is strict, this means that because, by the definition of strictness,
`f ⊥ = ⊥`

and such the least defined fixed point of any strict function is `⊥`

.

#### Examples

We can write the factorial function using direct recursion as

`>>>`

120`let fac n = if n <= 1 then 1 else n * fac (n-1) in fac 5`

This uses the fact that Haskell’s `let`

introduces recursive bindings. We can
rewrite this definition using `fix`

,

Instead of making a recursive call, we introduce a dummy parameter `rec`

;
when used within `fix`

, this parameter then refers to `fix`

’s argument, hence
the recursion is reintroduced.

`>>>`

120`fix (\rec n -> if n <= 1 then 1 else n * rec (n-1)) 5`

Using `fix`
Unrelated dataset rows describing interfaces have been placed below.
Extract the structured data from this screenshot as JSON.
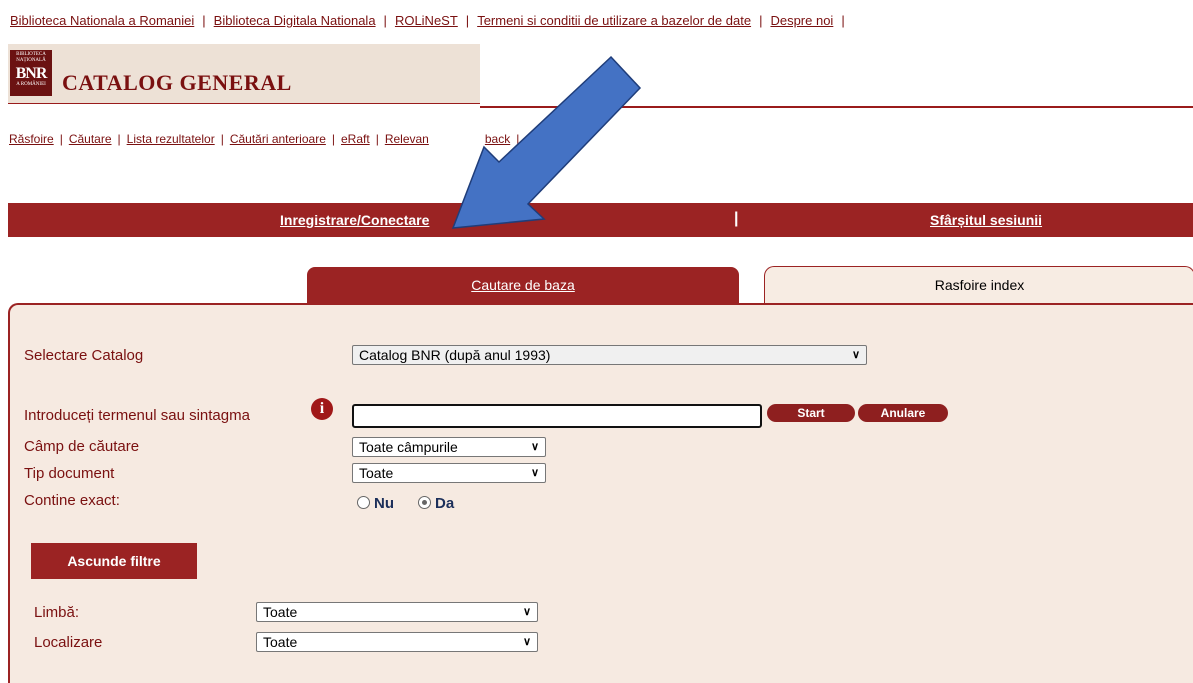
{
  "top_links": [
    "Biblioteca Nationala a Romaniei",
    "Biblioteca Digitala Nationala",
    "ROLiNeST",
    "Termeni si conditii de utilizare a bazelor de date",
    "Despre noi"
  ],
  "header": {
    "title": "CATALOG GENERAL",
    "logo_small": "BIBLIOTECA NAȚIONALĂ",
    "logo_big": "BNR",
    "logo_bottom": "A ROMÂNIEI"
  },
  "menu": [
    "Răsfoire",
    "Căutare",
    "Lista rezultatelor",
    "Căutări anterioare",
    "eRaft",
    "Relevan",
    "back"
  ],
  "bar": {
    "login": "Inregistrare/Conectare",
    "separator": "|",
    "logout": "Sfârșitul sesiunii"
  },
  "tabs": {
    "basic": "Cautare de baza",
    "browse": "Rasfoire index"
  },
  "form": {
    "catalog_label": "Selectare Catalog",
    "catalog_value": "Catalog BNR (după anul 1993)",
    "term_label": "Introduceți termenul sau sintagma",
    "info_glyph": "i",
    "term_value": "",
    "start_button": "Start",
    "cancel_button": "Anulare",
    "field_label": "Câmp de căutare",
    "field_value": "Toate câmpurile",
    "doctype_label": "Tip document",
    "doctype_value": "Toate",
    "exact_label": "Contine exact:",
    "exact_no": "Nu",
    "exact_yes": "Da",
    "exact_selected": "Da",
    "hide_filters": "Ascunde filtre",
    "lang_label": "Limbă:",
    "lang_value": "Toate",
    "location_label": "Localizare",
    "location_value": "Toate"
  },
  "colors": {
    "accent": "#9b2323",
    "link": "#7a1010",
    "panel_bg": "#f6eae1",
    "arrow": "#4472c4"
  }
}
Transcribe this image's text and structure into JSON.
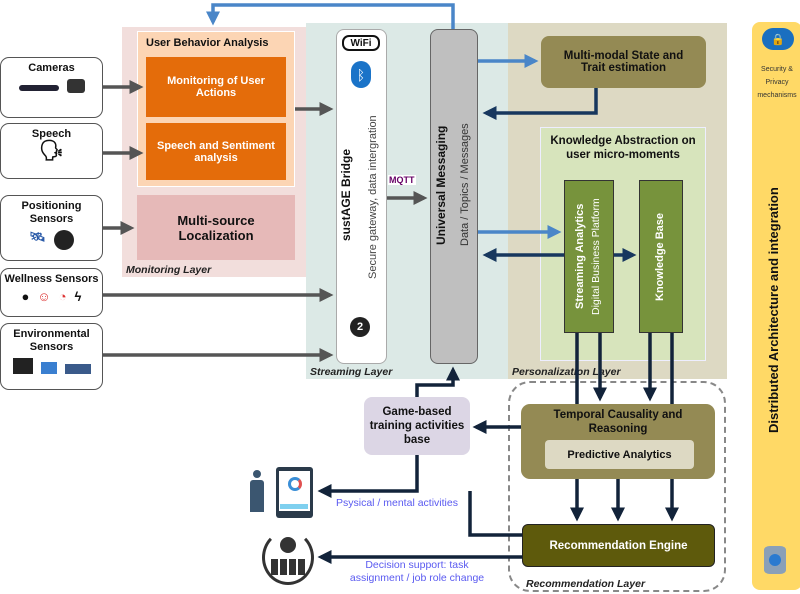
{
  "sensors": [
    {
      "label": "Cameras",
      "icons": [
        "depth-camera",
        "industrial-camera"
      ]
    },
    {
      "label": "Speech",
      "icons": [
        "speaking-head"
      ]
    },
    {
      "label": "Positioning Sensors",
      "icons": [
        "satellite",
        "beacon"
      ]
    },
    {
      "label": "Wellness Sensors",
      "icons": [
        "wristband",
        "face",
        "gauge",
        "lightning"
      ]
    },
    {
      "label": "Environmental Sensors",
      "icons": [
        "board",
        "sensor-module",
        "sensor-board"
      ]
    }
  ],
  "monitoring": {
    "layer_label": "Monitoring Layer",
    "uba_title": "User Behavior Analysis",
    "actions": "Monitoring of User Actions",
    "speech": "Speech and Sentiment analysis",
    "localization": "Multi-source Localization"
  },
  "streaming": {
    "layer_label": "Streaming Layer",
    "bridge_title": "sustAGE Bridge",
    "bridge_sub": "Secure gateway, data intergration",
    "wifi": "WiFi",
    "mqtt": "MQTT",
    "um_title": "Universal Messaging",
    "um_sub": "Data / Topics / Messages"
  },
  "personalization": {
    "layer_label": "Personalization Layer",
    "multimodal": "Multi-modal State and Trait estimation",
    "ka_title": "Knowledge Abstraction on user micro-moments",
    "sa_title": "Streaming Analytics",
    "sa_sub": "Digital Business Platform",
    "kb": "Knowledge Base"
  },
  "recommendation": {
    "layer_label": "Recommendation Layer",
    "temporal": "Temporal Causality and Reasoning",
    "predictive": "Predictive Analytics",
    "engine": "Recommendation Engine"
  },
  "game": "Game-based training activities base",
  "outputs": {
    "physical": "Psysical / mental activities",
    "decision": "Decision support: task assignment / job role change"
  },
  "side": {
    "title": "Distributed Architecture and integration",
    "security": "Security & Privacy mechanisms"
  },
  "colors": {
    "orange": "#e46c0a",
    "olive": "#948a54",
    "green": "#77933c",
    "dark_olive": "#5e5a0c",
    "blue_arrow": "#4a86c8",
    "dark_arrow": "#17375e",
    "yellow": "#ffd966"
  }
}
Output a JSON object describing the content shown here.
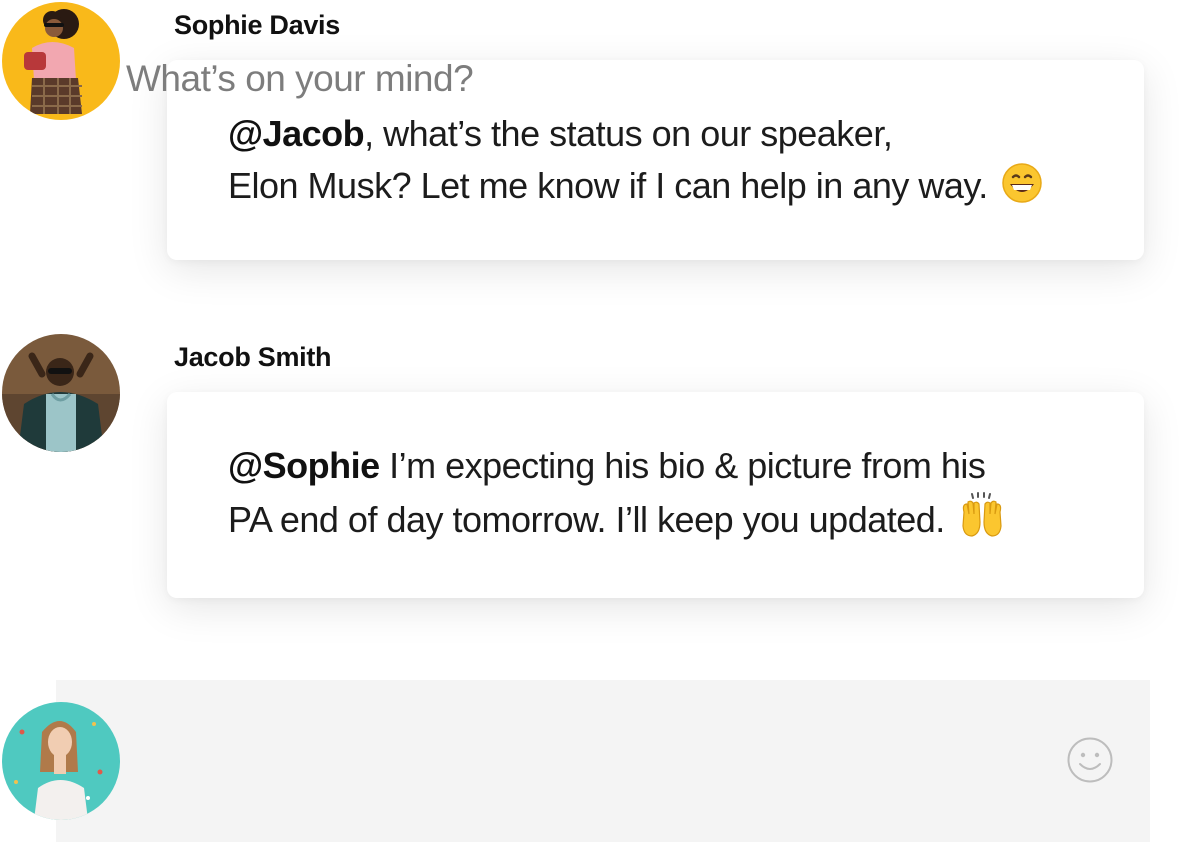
{
  "messages": [
    {
      "author": "Sophie Davis",
      "avatar_icon": "avatar-sophie-icon",
      "mention": "@Jacob",
      "text_line1_after_mention": ", what’s the status on our speaker,",
      "text_line2": "Elon Musk? Let me know if I can help in any way.",
      "emoji": "grinning-face-icon"
    },
    {
      "author": "Jacob Smith",
      "avatar_icon": "avatar-jacob-icon",
      "mention": "@Sophie",
      "text_line1_after_mention": " I’m expecting his bio & picture from his",
      "text_line2": "PA end of day tomorrow. I’ll keep you updated.",
      "emoji": "raising-hands-icon"
    }
  ],
  "composer": {
    "placeholder": "What’s on your mind?",
    "avatar_icon": "avatar-current-user-icon",
    "emoji_button_icon": "smiley-icon"
  },
  "colors": {
    "composer_bg": "#f4f4f4",
    "sophie_avatar_bg": "#f9b91a",
    "jacob_avatar_bg": "#7a5a3c",
    "user_avatar_bg": "#4fc9c0"
  }
}
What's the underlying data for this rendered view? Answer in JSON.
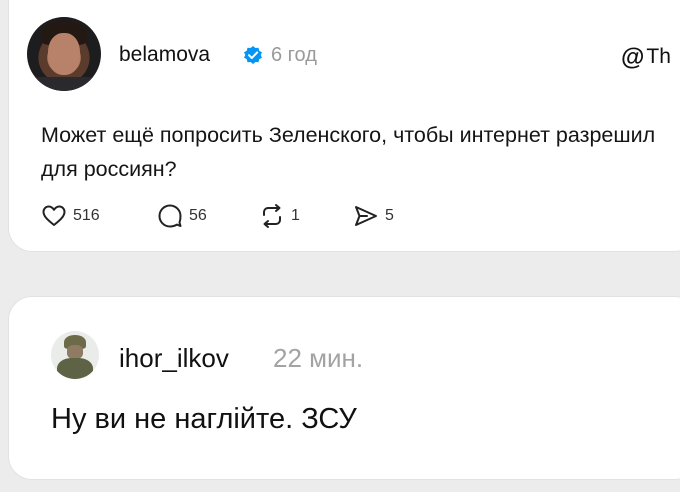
{
  "post": {
    "username": "belamova",
    "verified_icon": "verified-badge-icon",
    "time": "6 год",
    "brand": "Th",
    "text": "Может ещё попросить Зеленского, чтобы интернет разрешил для россиян?",
    "likes": "516",
    "comments": "56",
    "reposts": "1",
    "shares": "5"
  },
  "reply": {
    "username": "ihor_ilkov",
    "time": "22 мин.",
    "text": "Ну ви не наглійте. ЗСУ"
  },
  "colors": {
    "background": "#ececec",
    "card": "#ffffff",
    "verified": "#0095f6",
    "muted": "#9a9a9a"
  }
}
, we can implement versions of `repeat`

as

and `fix`

`.`

`(:)`

`cycle`

as `fix`

`.`

`(++)`

`>>>`

[0,0,0,0,0,0,0,0,0,0]`take 10 $ fix (0:)`

`>>>`

[1,1,2,3,5,8,13,21,34,55]`map (fix (\rec n -> if n < 2 then n else rec (n - 1) + rec (n - 2))) [1..10]`

#### Implementation Details

on :: (b -> b -> c) -> (a -> b) -> a -> a -> c infixl 0 Source #

runs the binary function `on`

b u x y`b`

*on* the results of applying
unary function `u`

to two arguments `x`

and `y`

. From the opposite
perspective, it transforms two inputs and combines the outputs.

(op ``on`

` f) x y = f x ``op`

` f y

#### Examples

`>>>`

[[],[0],[0,1],[0,1,2]]`sortBy (compare `on` length) [[0, 1, 2], [0, 1], [], [0]]`

`>>>`

4`((+) `on` length) [1, 2, 3] [-1]`

`>>>`

(4,6)`((,) `on` (*2)) 2 3`

#### Algebraic properties

applyWhen :: Bool -> (a -> a) -> a -> a Source #

`applyWhen`

applies a function to a value if a condition is true,
otherwise, it returns the value unchanged.

It is equivalent to

.`flip`

(`bool`

`id`

)

#### Examples

`>>>`

[2,2,6,4,10,6,14,8,18,10]`map (\x -> applyWhen (odd x) (*2) x) [1..10]`

`>>>`

["Hi!","Thi...","Hop...",":D"]`map (\x -> applyWhen (length x > 6) ((++ "...") . take 3) x) ["Hi!", "This is amazing", "Hope you're doing well today!", ":D"]`

#### Algebraic properties

*Since: base-4.18.0.0*